Goa was, until 1961, a Portuguese colony, and around one-third of its 1.3 million population remain fervent Catholics, for whom Christmas is the most important time of the year. For Western tourists, however, Christmas in Goa offers the chance to escape the conventional yuletide at home for a night of unbridled hedonism under a South Indian moon. Goa is nothing like the fleshpot dance resorts of the Mediterranean – not least because of the paucity of parties. Since they’re technically illegal now, the Christmas/New Year raves aren’t advertised, and the big events are held only in out-of-the-way spots – on cliff tops, down densely wooded valleys or on mown rice fields near the state border with Maharashtra. To find one you have to keep your ear to the ground: ask around the shack cafes, chat to the taxi drivers and hawkers on the beach, and listen out for the tell-tale roar of massed Enfields thumping through the paddy fields. This clandestine aspect adds a spark to tracking down a party, and to the overall impact of the music, lights and crowd when you finally arrive.

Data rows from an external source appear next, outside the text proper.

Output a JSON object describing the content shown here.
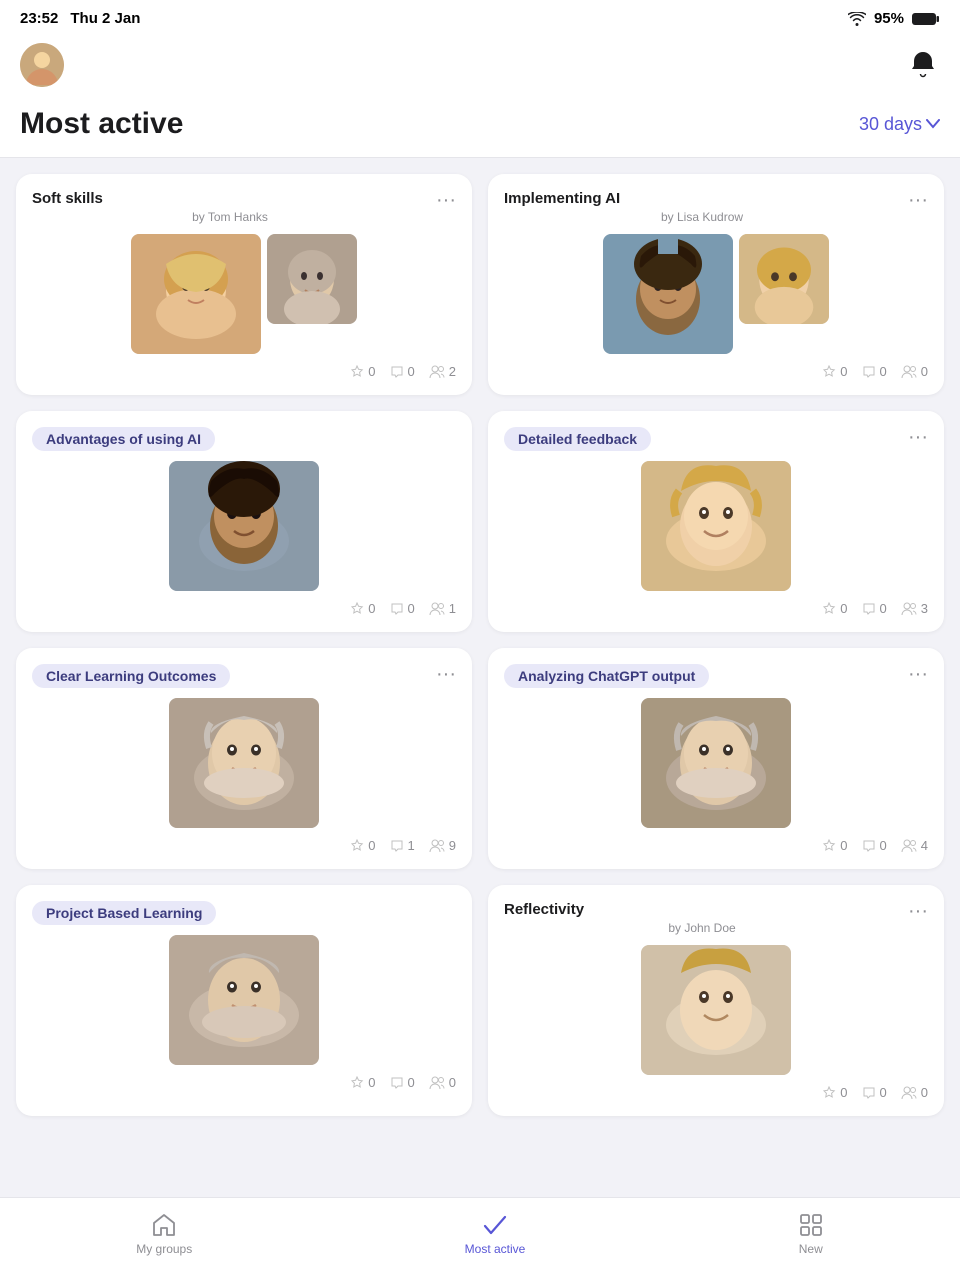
{
  "statusBar": {
    "time": "23:52",
    "date": "Thu 2 Jan",
    "battery": "95%",
    "wifiIcon": "wifi",
    "batteryIcon": "battery"
  },
  "header": {
    "avatarAlt": "User avatar",
    "bellIcon": "bell"
  },
  "pageTitle": "Most active",
  "filterLabel": "30 days",
  "filterIcon": "chevron-down",
  "cards": [
    {
      "id": 1,
      "title": "Soft skills",
      "hasBadge": false,
      "subtitle": "by Tom Hanks",
      "images": [
        "woman-blonde",
        "man-gray"
      ],
      "stars": 0,
      "comments": 0,
      "members": 2,
      "hasMore": true
    },
    {
      "id": 2,
      "title": "Implementing AI",
      "hasBadge": false,
      "subtitle": "by Lisa Kudrow",
      "images": [
        "man-curly",
        "woman-blonde2"
      ],
      "stars": 0,
      "comments": 0,
      "members": 0,
      "hasMore": true
    },
    {
      "id": 3,
      "title": "Advantages of using AI",
      "hasBadge": true,
      "subtitle": "",
      "images": [
        "man-curly2"
      ],
      "stars": 0,
      "comments": 0,
      "members": 1,
      "hasMore": false
    },
    {
      "id": 4,
      "title": "Detailed feedback",
      "hasBadge": true,
      "subtitle": "",
      "images": [
        "woman-smile"
      ],
      "stars": 0,
      "comments": 0,
      "members": 3,
      "hasMore": true
    },
    {
      "id": 5,
      "title": "Clear Learning Outcomes",
      "hasBadge": true,
      "subtitle": "",
      "images": [
        "man-older"
      ],
      "stars": 0,
      "comments": 1,
      "members": 9,
      "hasMore": true
    },
    {
      "id": 6,
      "title": "Analyzing ChatGPT output",
      "hasBadge": true,
      "subtitle": "",
      "images": [
        "man-older2"
      ],
      "stars": 0,
      "comments": 0,
      "members": 4,
      "hasMore": true
    },
    {
      "id": 7,
      "title": "Project Based Learning",
      "hasBadge": true,
      "subtitle": "",
      "images": [
        "man-older3"
      ],
      "stars": 0,
      "comments": 0,
      "members": 0,
      "hasMore": false
    },
    {
      "id": 8,
      "title": "Reflectivity",
      "hasBadge": false,
      "subtitle": "by John Doe",
      "images": [
        "woman-smile2"
      ],
      "stars": 0,
      "comments": 0,
      "members": 0,
      "hasMore": true
    }
  ],
  "bottomNav": {
    "items": [
      {
        "id": "my-groups",
        "label": "My groups",
        "icon": "home",
        "active": false
      },
      {
        "id": "most-active",
        "label": "Most active",
        "icon": "checkmark",
        "active": true
      },
      {
        "id": "new",
        "label": "New",
        "icon": "grid",
        "active": false
      }
    ]
  }
}
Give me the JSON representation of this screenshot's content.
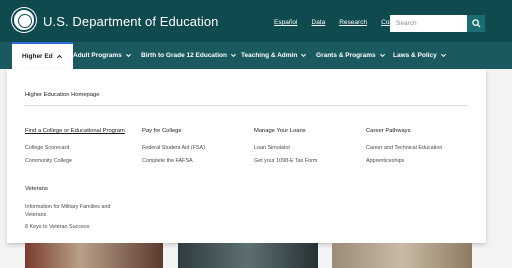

Regardless of your taste in nightlife, Goan raves are a compelling spectacle. Heaving beneath a palm canopy strung with UV, strobe and fairy lights, the tanned masses look appropriately exotic in their retro-psychedelic dance gear, bought, more often than not, at the Anjuna flea market, India’s trendiest and most outrageously colourful open-air boutique. No self-respecting Goa ravehead would be seen without a tool belt to stash all those party essentials: papers and keys (thefts of passports and possessions from rented rooms on party nights are very common), imported Rizlas (Indian ones don’t stick) and a bottle of mineral water. Those brave, or foolish, enough to run the gauntlet of the inevitable police roadblocks also carry their charas (Indian hashish) in Velcro wristbands that can be discreetly ripped off and ditched in a hurry.
The pace builds steadily to a peak at around 3 or 4am, after which the rhythms mellow and the dancers are drawn to the kerosene lamps of chai ladies’ stalls, to chill out on straw mats and sip reviving, sweet Indian tea as the moon turns pale cream, to yellow, then pink, before finally sinking into the sea. With the first rays of sunlight shining through the palms, the survivors slip on their shades and kick-start their Enfields, leaving behind a graveyard of plastic bottles, which kids from the nearest village sift through in search of coins and lost lumps of hash.